Exercise details
Copy the records below word for word, leaving out nothing.

Input data START

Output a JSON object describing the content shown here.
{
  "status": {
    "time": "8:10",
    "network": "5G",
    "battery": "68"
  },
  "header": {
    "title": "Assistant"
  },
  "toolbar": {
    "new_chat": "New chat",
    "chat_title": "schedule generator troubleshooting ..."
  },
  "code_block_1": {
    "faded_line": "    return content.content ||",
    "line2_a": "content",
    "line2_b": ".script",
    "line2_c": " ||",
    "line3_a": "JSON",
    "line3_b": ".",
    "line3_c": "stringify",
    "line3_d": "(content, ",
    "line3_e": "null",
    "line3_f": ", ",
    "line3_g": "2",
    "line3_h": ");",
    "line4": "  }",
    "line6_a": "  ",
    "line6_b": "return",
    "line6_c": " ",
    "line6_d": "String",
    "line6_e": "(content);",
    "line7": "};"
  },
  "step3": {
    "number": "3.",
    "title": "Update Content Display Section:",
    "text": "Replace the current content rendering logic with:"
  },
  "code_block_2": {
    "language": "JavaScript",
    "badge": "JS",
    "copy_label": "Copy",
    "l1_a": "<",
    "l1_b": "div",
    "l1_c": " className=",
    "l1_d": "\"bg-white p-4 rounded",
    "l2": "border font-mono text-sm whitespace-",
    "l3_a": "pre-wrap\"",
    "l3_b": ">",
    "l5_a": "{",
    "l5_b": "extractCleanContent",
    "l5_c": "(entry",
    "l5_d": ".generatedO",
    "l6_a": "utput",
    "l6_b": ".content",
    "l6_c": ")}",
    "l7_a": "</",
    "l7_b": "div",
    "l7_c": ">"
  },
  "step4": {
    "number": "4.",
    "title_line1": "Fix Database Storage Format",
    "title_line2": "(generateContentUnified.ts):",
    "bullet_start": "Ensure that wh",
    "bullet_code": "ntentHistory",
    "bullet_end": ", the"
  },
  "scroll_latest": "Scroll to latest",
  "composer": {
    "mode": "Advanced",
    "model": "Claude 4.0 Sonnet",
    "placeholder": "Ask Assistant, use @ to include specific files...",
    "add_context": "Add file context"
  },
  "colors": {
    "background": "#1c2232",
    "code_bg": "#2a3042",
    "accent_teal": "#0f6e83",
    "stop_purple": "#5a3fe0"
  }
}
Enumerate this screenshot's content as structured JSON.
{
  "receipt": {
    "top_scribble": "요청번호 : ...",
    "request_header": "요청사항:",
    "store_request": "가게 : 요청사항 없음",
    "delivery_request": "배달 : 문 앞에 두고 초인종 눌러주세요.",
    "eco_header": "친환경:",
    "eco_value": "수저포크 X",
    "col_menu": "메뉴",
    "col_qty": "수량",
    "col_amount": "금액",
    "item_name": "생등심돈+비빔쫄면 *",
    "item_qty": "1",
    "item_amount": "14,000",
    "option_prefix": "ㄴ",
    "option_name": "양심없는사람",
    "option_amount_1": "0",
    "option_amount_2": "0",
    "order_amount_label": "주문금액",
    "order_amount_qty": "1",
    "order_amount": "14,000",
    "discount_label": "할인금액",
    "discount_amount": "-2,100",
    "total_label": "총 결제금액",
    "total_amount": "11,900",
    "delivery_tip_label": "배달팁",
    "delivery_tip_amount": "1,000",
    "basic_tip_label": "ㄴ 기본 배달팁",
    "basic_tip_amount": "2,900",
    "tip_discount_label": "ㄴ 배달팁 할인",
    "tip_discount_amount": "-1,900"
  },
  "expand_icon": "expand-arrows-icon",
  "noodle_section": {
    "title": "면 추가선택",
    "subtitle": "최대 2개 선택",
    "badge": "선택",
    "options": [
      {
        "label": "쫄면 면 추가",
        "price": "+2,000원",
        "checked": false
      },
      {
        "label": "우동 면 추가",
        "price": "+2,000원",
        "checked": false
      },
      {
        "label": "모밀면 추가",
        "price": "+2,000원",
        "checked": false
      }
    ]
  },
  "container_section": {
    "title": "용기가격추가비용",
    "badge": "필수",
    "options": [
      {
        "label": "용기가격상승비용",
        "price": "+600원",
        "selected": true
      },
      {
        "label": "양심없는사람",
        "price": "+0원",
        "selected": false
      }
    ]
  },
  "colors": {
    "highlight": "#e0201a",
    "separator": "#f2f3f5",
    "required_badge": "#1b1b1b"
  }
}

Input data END

Expected output
Output a JSON object describing the content shown here.
{
  "status": {
    "time": "8:10",
    "network": "5G",
    "battery": "68"
  },
  "header": {
    "title": "Assistant"
  },
  "toolbar": {
    "new_chat": "New chat",
    "chat_title": "schedule generator troubleshooting ..."
  },
  "code_block_1": {
    "faded_line": "    return content.content ||",
    "line2_a": "content",
    "line2_b": ".script",
    "line2_c": " ||",
    "line3_a": "JSON",
    "line3_b": ".",
    "line3_c": "stringify",
    "line3_d": "(content, ",
    "line3_e": "null",
    "line3_f": ", ",
    "line3_g": "2",
    "line3_h": ");",
    "line4": "  }",
    "line6_a": "  ",
    "line6_b": "return",
    "line6_c": " ",
    "line6_d": "String",
    "line6_e": "(content);",
    "line7": "};"
  },
  "step3": {
    "number": "3.",
    "title": "Update Content Display Section:",
    "text": "Replace the current content rendering logic with:"
  },
  "code_block_2": {
    "language": "JavaScript",
    "badge": "JS",
    "copy_label": "Copy",
    "l1_a": "<",
    "l1_b": "div",
    "l1_c": " className=",
    "l1_d": "\"bg-white p-4 rounded",
    "l2": "border font-mono text-sm whitespace-",
    "l3_a": "pre-wrap\"",
    "l3_b": ">",
    "l5_a": "{",
    "l5_b": "extractCleanContent",
    "l5_c": "(entry",
    "l5_d": ".generatedO",
    "l6_a": "utput",
    "l6_b": ".content",
    "l6_c": ")}",
    "l7_a": "</",
    "l7_b": "div",
    "l7_c": ">"
  },
  "step4": {
    "number": "4.",
    "title_line1": "Fix Database Storage Format",
    "title_line2": "(generateContentUnified.ts):",
    "bullet_start": "Ensure that wh",
    "bullet_code": "ntentHistory",
    "bullet_end": ", the"
  },
  "scroll_latest": "Scroll to latest",
  "composer": {
    "mode": "Advanced",
    "model": "Claude 4.0 Sonnet",
    "placeholder": "Ask Assistant, use @ to include specific files...",
    "add_context": "Add file context"
  },
  "colors": {
    "background": "#1c2232",
    "code_bg": "#2a3042",
    "accent_teal": "#0f6e83",
    "stop_purple": "#5a3fe0"
  }
}
Enumerate this screenshot's content as structured JSON.
{
  "receipt": {
    "top_scribble": "요청번호 : ...",
    "request_header": "요청사항:",
    "store_request": "가게 : 요청사항 없음",
    "delivery_request": "배달 : 문 앞에 두고 초인종 눌러주세요.",
    "eco_header": "친환경:",
    "eco_value": "수저포크 X",
    "col_menu": "메뉴",
    "col_qty": "수량",
    "col_amount": "금액",
    "item_name": "생등심돈+비빔쫄면 *",
    "item_qty": "1",
    "item_amount": "14,000",
    "option_prefix": "ㄴ",
    "option_name": "양심없는사람",
    "option_amount_1": "0",
    "option_amount_2": "0",
    "order_amount_label": "주문금액",
    "order_amount_qty": "1",
    "order_amount": "14,000",
    "discount_label": "할인금액",
    "discount_amount": "-2,100",
    "total_label": "총 결제금액",
    "total_amount": "11,900",
    "delivery_tip_label": "배달팁",
    "delivery_tip_amount": "1,000",
    "basic_tip_label": "ㄴ 기본 배달팁",
    "basic_tip_amount": "2,900",
    "tip_discount_label": "ㄴ 배달팁 할인",
    "tip_discount_amount": "-1,900"
  },
  "expand_icon": "expand-arrows-icon",
  "noodle_section": {
    "title": "면 추가선택",
    "subtitle": "최대 2개 선택",
    "badge": "선택",
    "options": [
      {
        "label": "쫄면 면 추가",
        "price": "+2,000원",
        "checked": false
      },
      {
        "label": "우동 면 추가",
        "price": "+2,000원",
        "checked": false
      },
      {
        "label": "모밀면 추가",
        "price": "+2,000원",
        "checked": false
      }
    ]
  },
  "container_section": {
    "title": "용기가격추가비용",
    "badge": "필수",
    "options": [
      {
        "label": "용기가격상승비용",
        "price": "+600원",
        "selected": true
      },
      {
        "label": "양심없는사람",
        "price": "+0원",
        "selected": false
      }
    ]
  },
  "colors": {
    "highlight": "#e0201a",
    "separator": "#f2f3f5",
    "required_badge": "#1b1b1b"
  }
}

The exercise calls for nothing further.